News Releases

(WASHINGTON, D.C.) – Today, The Seattle Times and Hearst Corporation announced an agreement to settle their ongoing dispute through binding arbitration. Below is Senator Murray’s statement in reaction to this announcement:

“Like everyone who calls Puget Sound home, I rely on our local newspapers to help provide me with the information I want and need about our community and the world we live in. A healthy, vibrant, and independent press is vital to the functioning of our society, and I believe our state is uniquely blessed with both a public eager for information and a robust press that is able to fulfill that need.

“After watching the ongoing dispute between The Seattle Times and Hearst with no end in sight, I was concerned that a protracted and costly litigation process could jeopardize our access to a strong newspaper industry for years to come. So, in the fall of 2004, I reached out to the leaders of both companies - Frank Blethen and Victor Ganzi - and asked them to consider mediating their dispute. I was glad when they both agreed to do so.

“In October 2004, I asked my friend and former colleague, Senator George Mitchell, to help mediate, and was pleased that he and both parties agreed to meet. Despite much effort, that process ultimately failed, but it helped lead the parties to conclude that protracted litigation was not in the best interest of either resolving their dispute or the public that they serve. I couldn't agree more.

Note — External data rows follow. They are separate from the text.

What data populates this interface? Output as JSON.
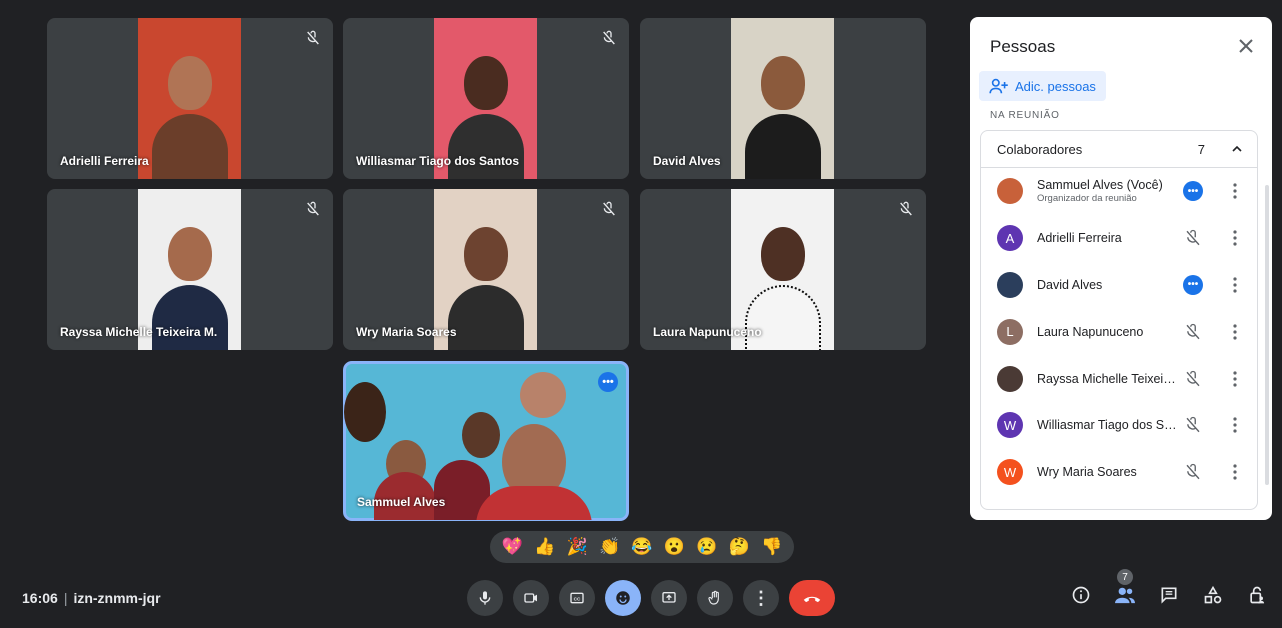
{
  "meeting": {
    "time": "16:06",
    "separator": "|",
    "code": "izn-znmm-jqr"
  },
  "tiles": [
    {
      "name": "Adrielli Ferreira",
      "bg": "#c9472f"
    },
    {
      "name": "Williasmar Tiago dos Santos",
      "bg": "#e3596a"
    },
    {
      "name": "David Alves",
      "bg": "#d8d3c6"
    },
    {
      "name": "Rayssa Michelle Teixeira M.",
      "bg": "#eeeeee"
    },
    {
      "name": "Wry Maria Soares",
      "bg": "#e2d2c4"
    },
    {
      "name": "Laura Napunuceno",
      "bg": "#f2f2f2"
    }
  ],
  "self_tile": {
    "name": "Sammuel Alves",
    "more": "•••"
  },
  "reactions": [
    {
      "name": "sparkling-heart",
      "glyph": "💖"
    },
    {
      "name": "thumbs-up",
      "glyph": "👍"
    },
    {
      "name": "party-popper",
      "glyph": "🎉"
    },
    {
      "name": "clapping-hands",
      "glyph": "👏"
    },
    {
      "name": "tears-of-joy",
      "glyph": "😂"
    },
    {
      "name": "surprised-face",
      "glyph": "😮"
    },
    {
      "name": "crying-face",
      "glyph": "😢"
    },
    {
      "name": "thinking-face",
      "glyph": "🤔"
    },
    {
      "name": "thumbs-down",
      "glyph": "👎"
    }
  ],
  "panel": {
    "title": "Pessoas",
    "close": "✕",
    "add_label": "Adic. pessoas",
    "section_label": "NA REUNIÃO",
    "group_label": "Colaboradores",
    "group_count": "7",
    "participants": [
      {
        "name": "Sammuel Alves (Você)",
        "role": "Organizador da reunião",
        "initial": "",
        "color": "#c8613a",
        "status": "more"
      },
      {
        "name": "Adrielli Ferreira",
        "role": "",
        "initial": "A",
        "color": "#5e35b1",
        "status": "muted"
      },
      {
        "name": "David Alves",
        "role": "",
        "initial": "",
        "color": "#2b3e5c",
        "status": "more"
      },
      {
        "name": "Laura Napunuceno",
        "role": "",
        "initial": "L",
        "color": "#8d6e63",
        "status": "muted"
      },
      {
        "name": "Rayssa Michelle Teixeira ...",
        "role": "",
        "initial": "",
        "color": "#4a3a35",
        "status": "muted"
      },
      {
        "name": "Williasmar Tiago dos Sa...",
        "role": "",
        "initial": "W",
        "color": "#5e35b1",
        "status": "muted"
      },
      {
        "name": "Wry Maria Soares",
        "role": "",
        "initial": "W",
        "color": "#f4511e",
        "status": "muted"
      }
    ]
  },
  "toolbar": {
    "participant_count": "7",
    "more": "⋮"
  }
}
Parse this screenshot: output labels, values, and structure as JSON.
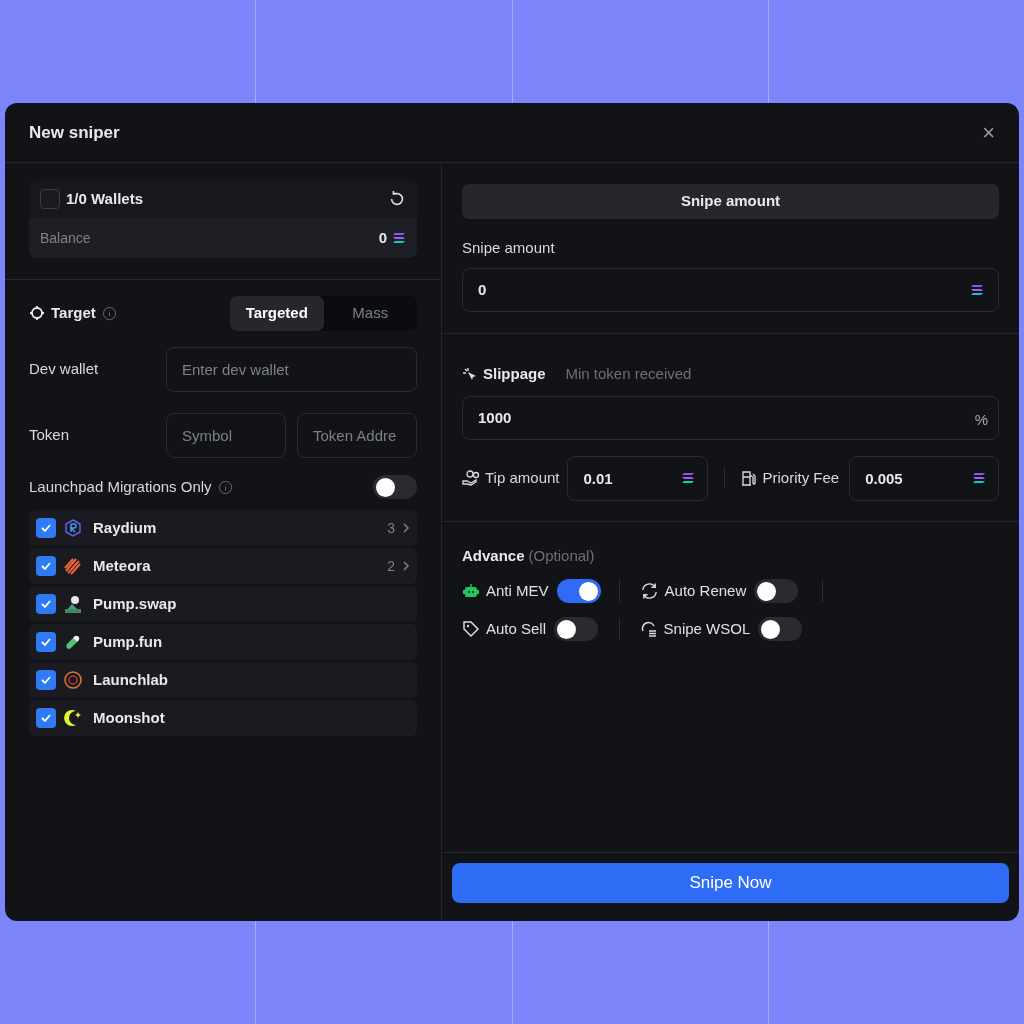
{
  "window": {
    "title": "New sniper",
    "close": "×"
  },
  "wallets": {
    "label": "1/0 Wallets",
    "checked": false,
    "balance_label": "Balance",
    "balance": "0"
  },
  "target": {
    "label": "Target",
    "tabs": [
      {
        "label": "Targeted",
        "selected": true
      },
      {
        "label": "Mass",
        "selected": false
      }
    ]
  },
  "dev_wallet": {
    "label": "Dev wallet",
    "placeholder": "Enter dev wallet"
  },
  "token": {
    "label": "Token",
    "symbol_placeholder": "Symbol",
    "address_placeholder": "Token Addre"
  },
  "launchpad_migrations": {
    "label": "Launchpad Migrations Only",
    "on": false
  },
  "platforms": [
    {
      "name": "Raydium",
      "checked": true,
      "count": "3"
    },
    {
      "name": "Meteora",
      "checked": true,
      "count": "2"
    },
    {
      "name": "Pump.swap",
      "checked": true
    },
    {
      "name": "Pump.fun",
      "checked": true
    },
    {
      "name": "Launchlab",
      "checked": true
    },
    {
      "name": "Moonshot",
      "checked": true
    }
  ],
  "snipe_amount": {
    "header": "Snipe amount",
    "label": "Snipe amount",
    "value": "0"
  },
  "slippage": {
    "label": "Slippage",
    "hint": "Min token received",
    "value": "1000",
    "unit": "%"
  },
  "tip_amount": {
    "label": "Tip amount",
    "value": "0.01"
  },
  "priority_fee": {
    "label": "Priority Fee",
    "value": "0.005"
  },
  "advance": {
    "title": "Advance",
    "subtitle": "(Optional)",
    "options": [
      {
        "label": "Anti MEV",
        "on": true
      },
      {
        "label": "Auto Renew",
        "on": false
      },
      {
        "label": "Auto Sell",
        "on": false
      },
      {
        "label": "Snipe WSOL",
        "on": false
      }
    ]
  },
  "submit": "Snipe Now"
}
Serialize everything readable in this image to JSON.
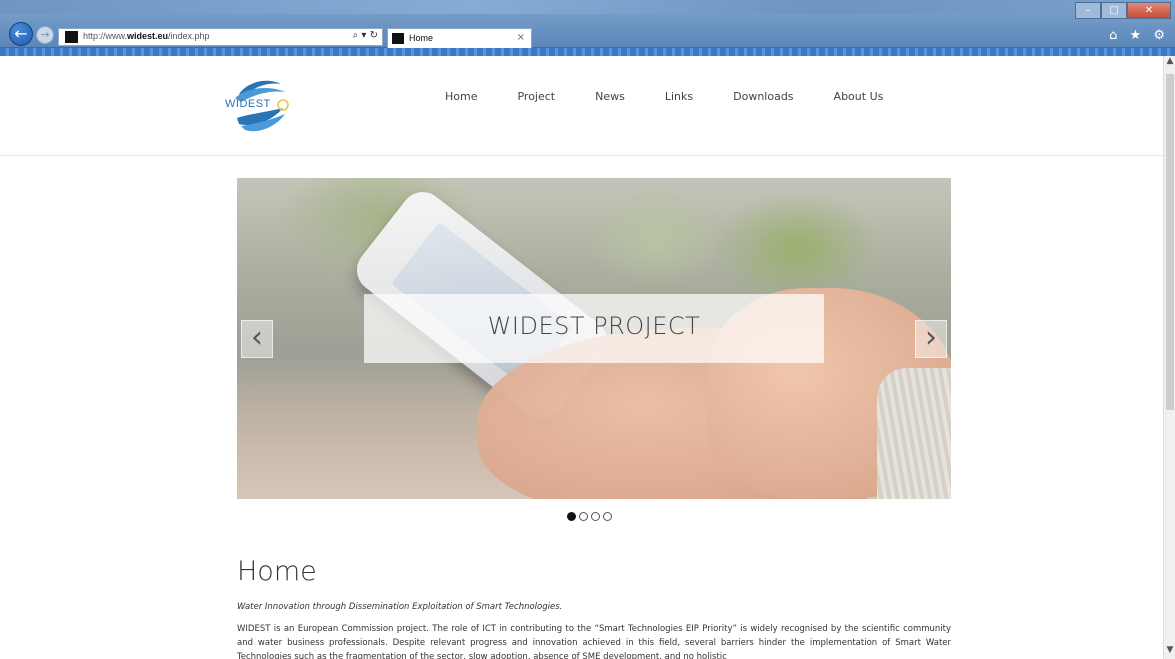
{
  "browser": {
    "url_prefix": "http://www.",
    "url_domain": "widest.eu",
    "url_path": "/index.php",
    "address_icons": "⌕ ▾ ↻",
    "tab_title": "Home",
    "tab_close": "×",
    "minimize": "–",
    "maximize": "□",
    "close": "✕",
    "toolbar_icons": "⌂ ★ ⚙"
  },
  "site": {
    "logo_text": "WIDEST",
    "nav": [
      "Home",
      "Project",
      "News",
      "Links",
      "Downloads",
      "About Us"
    ]
  },
  "slider": {
    "caption": "WIDEST PROJECT",
    "prev": "‹",
    "next": "›",
    "slide_count": 4,
    "active_slide": 1
  },
  "content": {
    "title": "Home",
    "subtitle": "Water Innovation through Dissemination Exploitation of Smart Technologies.",
    "body": "WIDEST is an European Commission project. The role of ICT in contributing to the “Smart Technologies EIP Priority” is widely recognised by the scientific community and water business professionals. Despite relevant progress and innovation achieved in this field, several barriers hinder the implementation of Smart Water Technologies such as the fragmentation of the sector, slow adoption, absence of SME development, and no holistic"
  },
  "colors": {
    "nav_text": "#444444",
    "logo_blue": "#2a73b5",
    "title_text": "#333333"
  }
}
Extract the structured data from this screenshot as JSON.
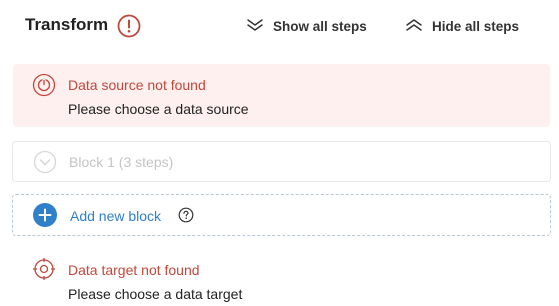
{
  "header": {
    "title": "Transform",
    "alert_icon": "exclamation-circle-icon",
    "show_all_label": "Show all steps",
    "hide_all_label": "Hide all steps",
    "show_icon": "chevrons-down-icon",
    "hide_icon": "chevrons-up-icon"
  },
  "source_error": {
    "icon": "power-circle-icon",
    "title": "Data source not found",
    "description": "Please choose a data source"
  },
  "block": {
    "icon": "chevron-down-circle-icon",
    "label": "Block 1 (3 steps)"
  },
  "add_block": {
    "icon": "plus-circle-icon",
    "label": "Add new block",
    "help_icon": "question-circle-icon"
  },
  "target_error": {
    "icon": "crosshair-icon",
    "title": "Data target not found",
    "description": "Please choose a data target"
  },
  "colors": {
    "error_red": "#c0483c",
    "error_bg": "#fdf0ef",
    "accent_blue": "#2f80c9",
    "muted_text": "#c4c4c4"
  }
}
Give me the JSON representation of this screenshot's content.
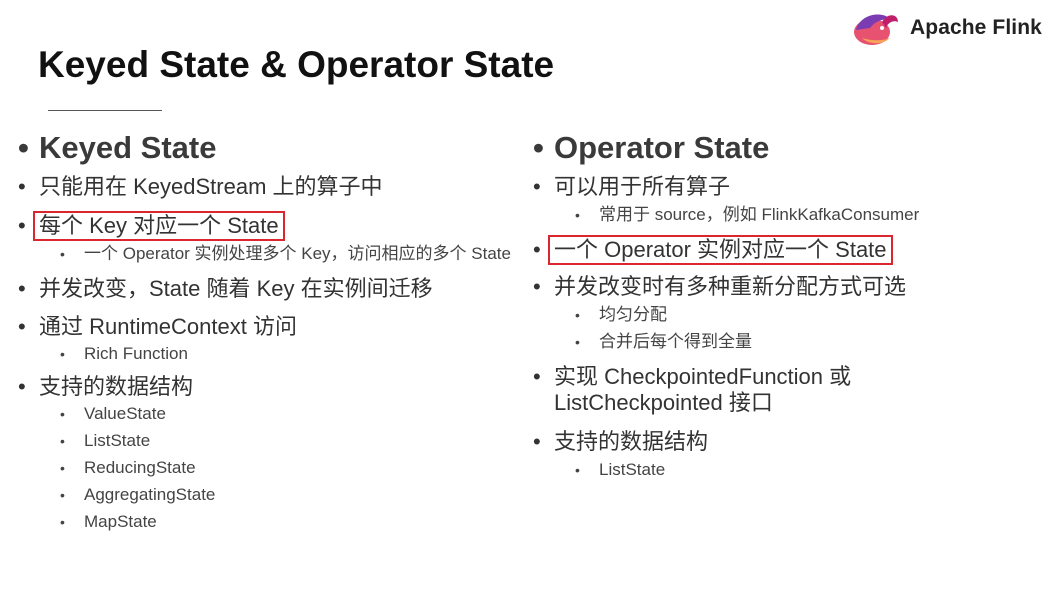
{
  "logo": {
    "text": "Apache Flink",
    "icon": "squirrel-logo-icon",
    "colors": [
      "#e6526f",
      "#bf1f6b",
      "#7b3cb3",
      "#f7a35a"
    ]
  },
  "title": "Keyed State & Operator State",
  "highlight_color": "#d9262f",
  "left": {
    "heading": "Keyed State",
    "items": [
      {
        "text": "只能用在 KeyedStream 上的算子中"
      },
      {
        "text": "每个 Key 对应一个 State",
        "highlighted": true
      },
      {
        "sub": "一个 Operator 实例处理多个 Key，访问相应的多个 State"
      },
      {
        "text": "并发改变，State 随着 Key 在实例间迁移"
      },
      {
        "text": "通过 RuntimeContext 访问"
      },
      {
        "sub": "Rich Function"
      },
      {
        "text": "支持的数据结构"
      },
      {
        "sub": "ValueState"
      },
      {
        "sub": "ListState"
      },
      {
        "sub": "ReducingState"
      },
      {
        "sub": "AggregatingState"
      },
      {
        "sub": "MapState"
      }
    ]
  },
  "right": {
    "heading": "Operator State",
    "items": [
      {
        "text": "可以用于所有算子"
      },
      {
        "sub": "常用于 source，例如 FlinkKafkaConsumer"
      },
      {
        "text": "一个 Operator 实例对应一个 State",
        "highlighted": true
      },
      {
        "text": "并发改变时有多种重新分配方式可选"
      },
      {
        "sub": "均匀分配"
      },
      {
        "sub": "合并后每个得到全量"
      },
      {
        "text": "实现 CheckpointedFunction 或 ListCheckpointed 接口"
      },
      {
        "text": "支持的数据结构"
      },
      {
        "sub": "ListState"
      }
    ]
  }
}
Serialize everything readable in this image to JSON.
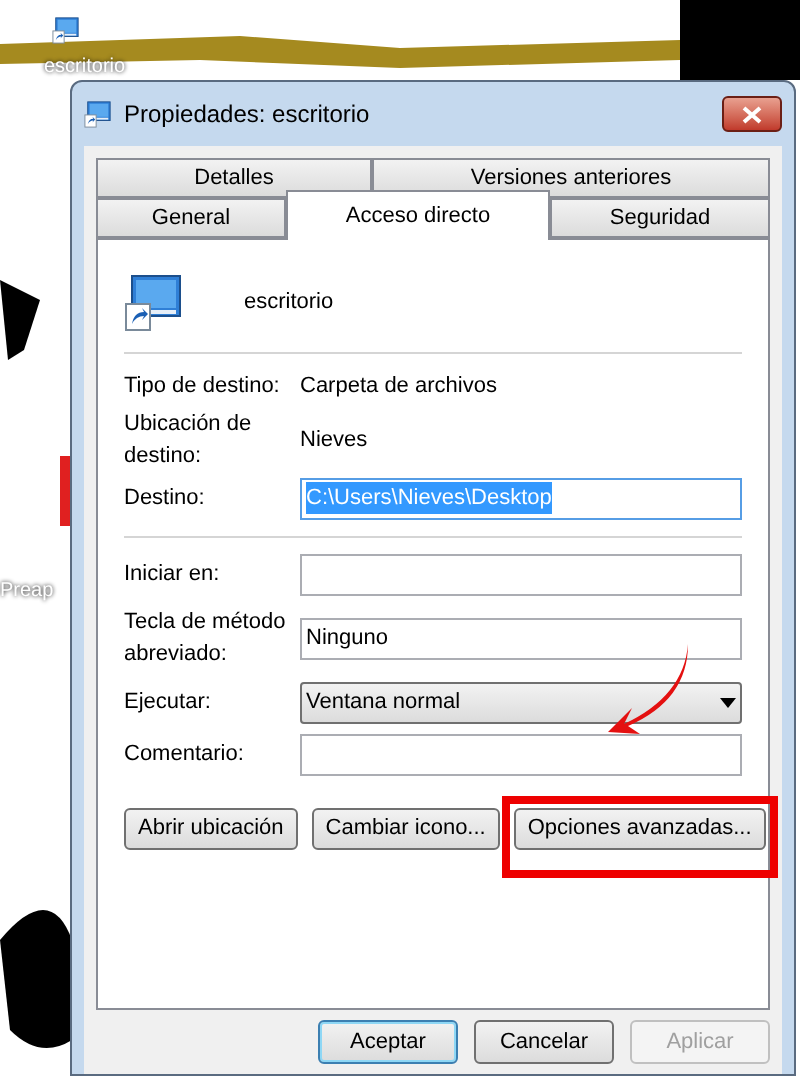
{
  "desktop": {
    "icons": [
      {
        "label": "escritorio"
      },
      {
        "label": "Preap"
      }
    ]
  },
  "window": {
    "title": "Propiedades: escritorio"
  },
  "tab_rows": [
    {
      "tabs": [
        {
          "label": "Detalles",
          "selected": false
        },
        {
          "label": "Versiones anteriores",
          "selected": false
        }
      ]
    },
    {
      "tabs": [
        {
          "label": "General",
          "selected": false
        },
        {
          "label": "Acceso directo",
          "selected": true
        },
        {
          "label": "Seguridad",
          "selected": false
        }
      ]
    }
  ],
  "shortcut_name": "escritorio",
  "info": [
    {
      "label": "Tipo de destino:",
      "value": "Carpeta de archivos"
    },
    {
      "label": "Ubicación de destino:",
      "value": "Nieves"
    }
  ],
  "fields": [
    {
      "kind": "text",
      "label": "Destino:",
      "value": "C:\\Users\\Nieves\\Desktop",
      "highlighted": true
    },
    {
      "kind": "separator"
    },
    {
      "kind": "text",
      "label": "Iniciar en:"
    },
    {
      "kind": "text",
      "label": "Tecla de método abreviado:",
      "value": "Ninguno",
      "highlighted": false
    },
    {
      "kind": "select",
      "label": "Ejecutar:",
      "value": "Ventana normal"
    },
    {
      "kind": "text",
      "label": "Comentario:"
    }
  ],
  "action_buttons": [
    {
      "label": "Abrir ubicación",
      "annotated": false
    },
    {
      "label": "Cambiar icono...",
      "annotated": false
    },
    {
      "label": "Opciones avanzadas...",
      "annotated": true
    }
  ],
  "dialog_buttons": [
    {
      "label": "Aceptar",
      "default": true,
      "disabled": false
    },
    {
      "label": "Cancelar",
      "default": false,
      "disabled": false
    },
    {
      "label": "Aplicar",
      "default": false,
      "disabled": true
    }
  ]
}
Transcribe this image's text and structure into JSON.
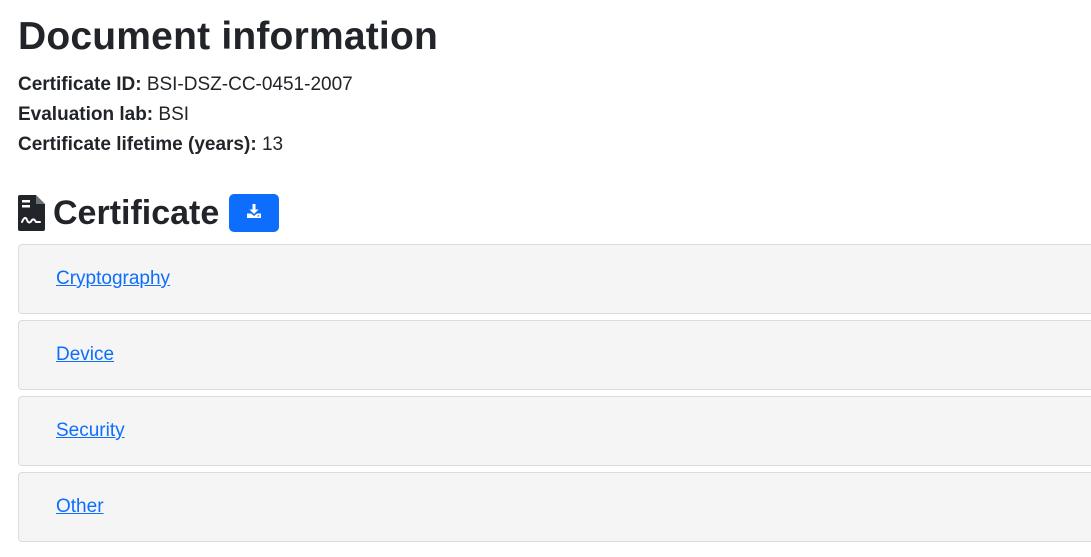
{
  "document": {
    "title": "Document information",
    "info": [
      {
        "label": "Certificate ID:",
        "value": "BSI-DSZ-CC-0451-2007"
      },
      {
        "label": "Evaluation lab:",
        "value": "BSI"
      },
      {
        "label": "Certificate lifetime (years):",
        "value": "13"
      }
    ]
  },
  "certificate": {
    "title": "Certificate",
    "icon": "file-signature-icon",
    "download_icon": "download-icon",
    "download_button_color": "#0d6efd",
    "sections": [
      {
        "label": "Cryptography"
      },
      {
        "label": "Device"
      },
      {
        "label": "Security"
      },
      {
        "label": "Other"
      }
    ]
  },
  "colors": {
    "text": "#212529",
    "link": "#0d6efd",
    "panel_bg": "#f5f5f5",
    "panel_border": "#dcdcdc"
  }
}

“Today's announcement does two important things. First, it provides a framework under which the Seattle Times and Hearst can settle their dispute. Second, it assures the public that their access to the news they need will rest on a stable foundation.

“The future holds many questions regarding the outcome of this dispute. Both The Seattle Times and Hearst are to be commended for committing to a process in which these questions can be answered in a thoughtful, rational way.

“This process is about much more than the financial future of two companies. The outcome of this dispute will affect access to news for all who live in our region. Two adequately financed papers is the outcome most of us would prefer. Although none of us can predict what an arbitrated agreement will look like, it was clear that lengthy litigation would not achieve that goal, and indeed could undermine the strength and balance of the entire industry.

“My goal is to have both parties - with the arbitrator - reach a decision that will ensure that Washington residents have access to quality information and news. I am confident this is the best process to answer the questions and provide industry stability for years to come.

“I believe strongly that it is in the public's best interests to see a resolution to this dispute, and I am pleased that we now appear on the path to get there.”